So if we know that the overwhelming majority won’t buy anything on their first visit, why push it? You’re just going to turn them away faster.

Instead, you should try to capture their email address and begin forming a relationship. Money is in the list, as they say… and they’re right!

Having an attractive lead magnet will accelerate your email list building like it’s on steroids.

If you’re currently getting 5 subscribers a day and you’re able to increase it to just 8 a day, the difference in 30 days would be almost 100 new subscribers (150 vs. 240). If even small improvements like that can make a difference, imagine what a killer lead magnet can do for your list.”

By adding a compelling lead magnet to my site, I should accomplish #2.

Hopefully, I can also start to work on #1 as well.

So, you can see that by keeping my generic opt-in, I missed out on an opportunity to convert more of my website visitors for this article into subscribers.

But then I wouldn’t have had the chance to teach you exactly why a lead magnet is important.

Sometimes we make sacrifices. ☺

The next 90 days for the TMP

This leads in nicely to my goals and projects for the next 90 days.

Ready for them?

  • Good goal: 500 total subscribers (2.22 subscribers per day)
  • Better goal: 700 total subscribers (3.33 subscribers per day)
  • Best goal: 1,000 total subscribers per day (7.77 subscribers per day)

So, how am I going grow my subscribers?

Again, through a few, well-defined projects:

  1. Create a compelling lead magnet to convert more website traffic into email subscribers.
  2. Publish and promote content that attracts new subscribers.
  3. Create regular marketing emails to nurture these new subscribers and build loyalty.
  4. Run a second giveaway to attract new subscribers.

Do you see some similarities here compared to the last 90 days?

This formulaic approach is on purpose.

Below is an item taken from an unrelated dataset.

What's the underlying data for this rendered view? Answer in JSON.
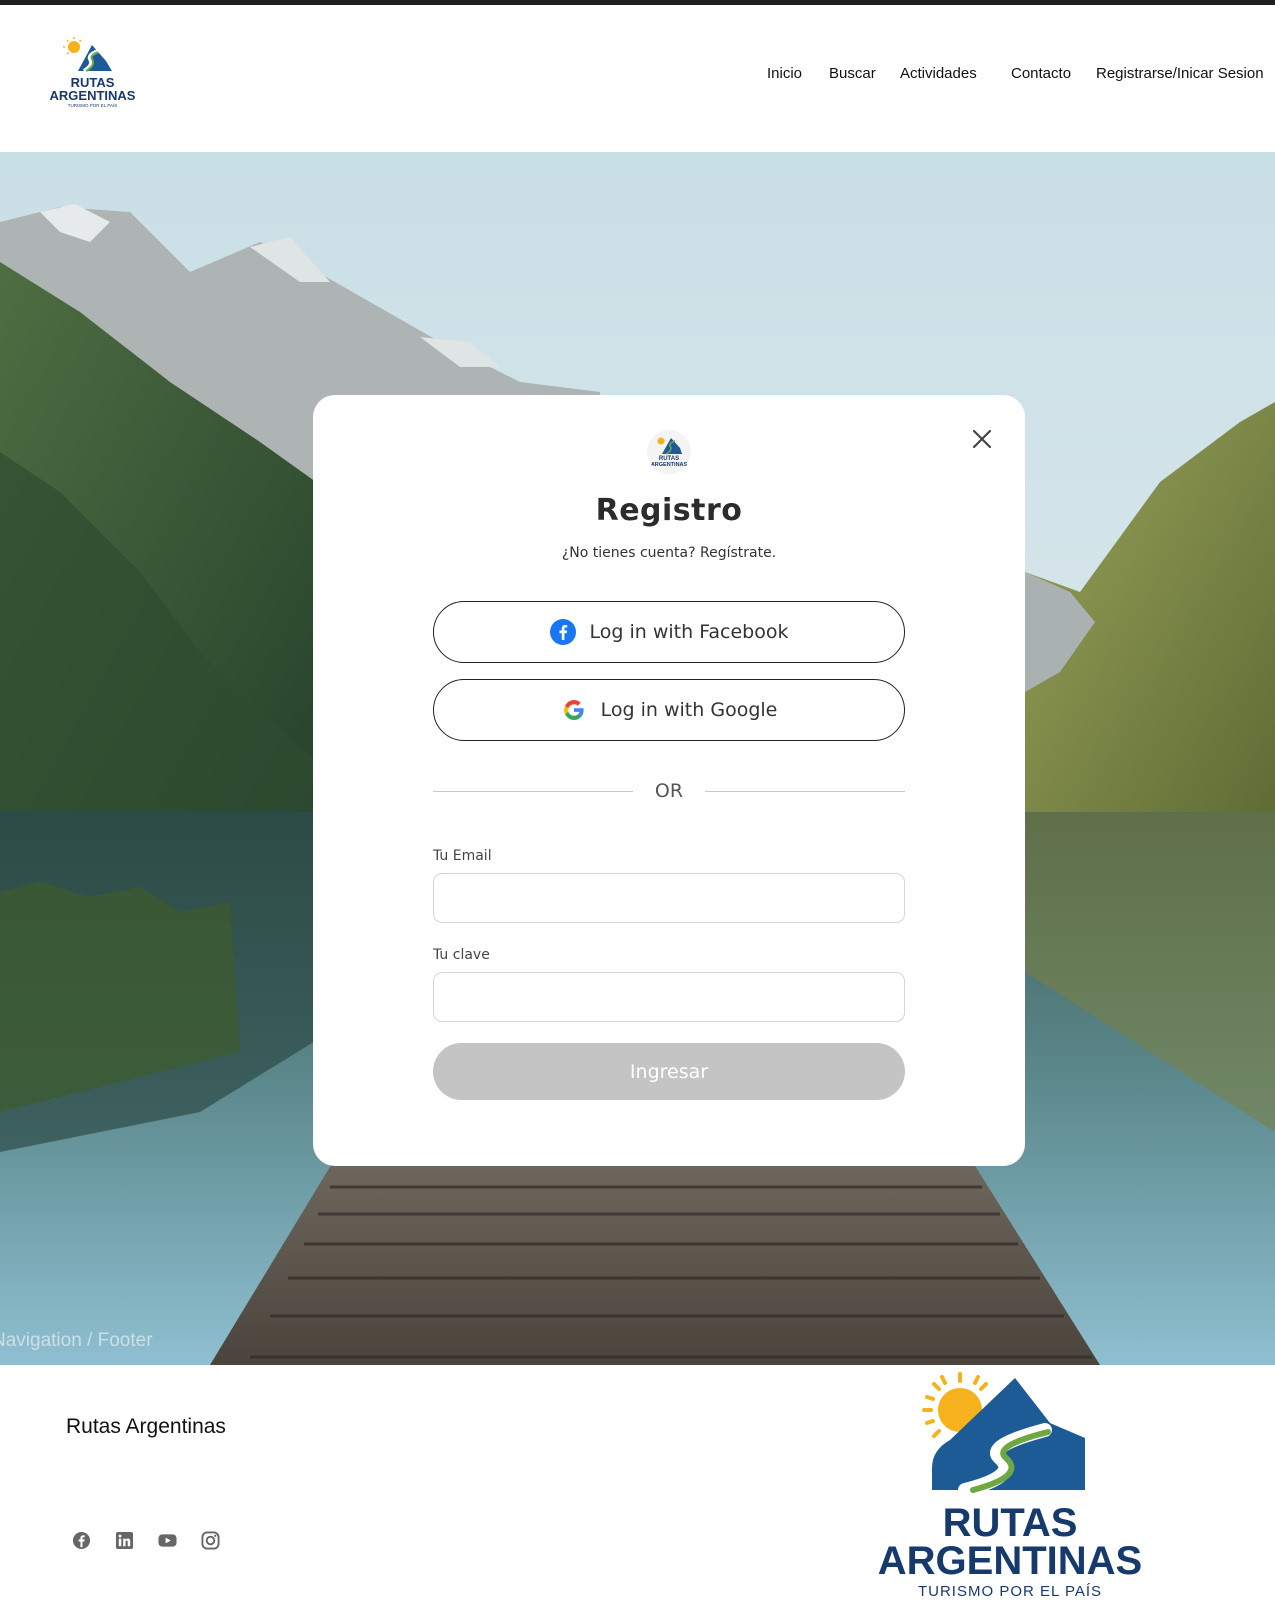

Consistency is key to seeing success from your results.

I can’t wait to share with you how the next 90 days go!

I’m off to the races!

In the meantime, if you have any questions about the content creation and promotion process or anything else explained in this post, please comment below, and I’ll reply to you in a timely manner.

In the spirit of total transparency, some of the links included in this article are affiliate links. What does this mean? If you click on an affiliate link and ultimately decide to use the product or service I recommended, I may receive a small commission on the purchase you make. However, I do not include affiliate links for any product or service I do not use and love personally. So, you can rest assured that I only recommend tools that I feel deliver great value to you. Please note that I have not been given any free products, services or anything else by the companies I recommend. The only compensation I receive is in the form of affiliate commissions. If you have any questions about this, don’t hesitate to reach out to me via our contact page.